Iron: While iron is not a chemical, it can be toxic in high levels. Cast iron, commonly used for cooking, is the most porous of all metals. This means that it is soaking up the food you are cooking and grease can turn rancid in the pores, which can't be washed with soap without ruining the pan. Some people believe that cooking with cast iron is a benefit because you can get iron from the cast iron pot. While this is true there are two forms of iron ferrous and ferric. Your body cannot assimilate the ferric form which is what you get from cast iron cookware.The only way for the body to release ferric iron is through blood loss, unless you are menstruating female then chances are you probably should NOT regularly cook with cast iron.
Now, GreenPan that I mentioned above is free of all of those potential toxins.

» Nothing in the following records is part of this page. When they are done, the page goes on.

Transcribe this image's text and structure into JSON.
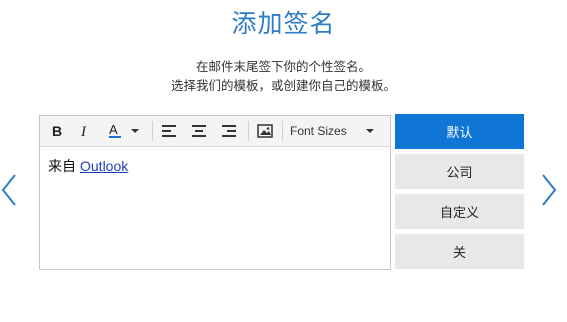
{
  "title": "添加签名",
  "subtitle": {
    "line1": "在邮件末尾签下你的个性签名。",
    "line2": "选择我们的模板，或创建你自己的模板。"
  },
  "toolbar": {
    "bold_icon": "bold-icon",
    "italic_icon": "italic-icon",
    "font_color_icon": "font-color-icon",
    "align_left_icon": "align-left-icon",
    "align_center_icon": "align-center-icon",
    "align_right_icon": "align-right-icon",
    "image_icon": "image-icon",
    "font_sizes_label": "Font Sizes"
  },
  "editor": {
    "text": "来自",
    "link": "Outlook"
  },
  "templates": [
    {
      "label": "默认",
      "active": true
    },
    {
      "label": "公司",
      "active": false
    },
    {
      "label": "自定义",
      "active": false
    },
    {
      "label": "关",
      "active": false
    }
  ],
  "colors": {
    "accent": "#0f76d6",
    "title": "#2e7cc5",
    "font_color_bar": "#1a6fd1"
  }
}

In addition, they use solar energy to manufacture their cookware, reducing their energy consumption by 50% of other cookware producers and they never use PFOA. GreenPan has been approved by the Swiss product administration which is much stricter than the US consumer agency & FDA. Find out where to buy GreenPan near you. http://www.green-pan.us/us/where-to-buy
What type of cookware are you using?
*I have not been compensated in any way by GreenPan for this blog article.This is not a product review, only a suggestion based on our families personal experience, knowledge and use. :)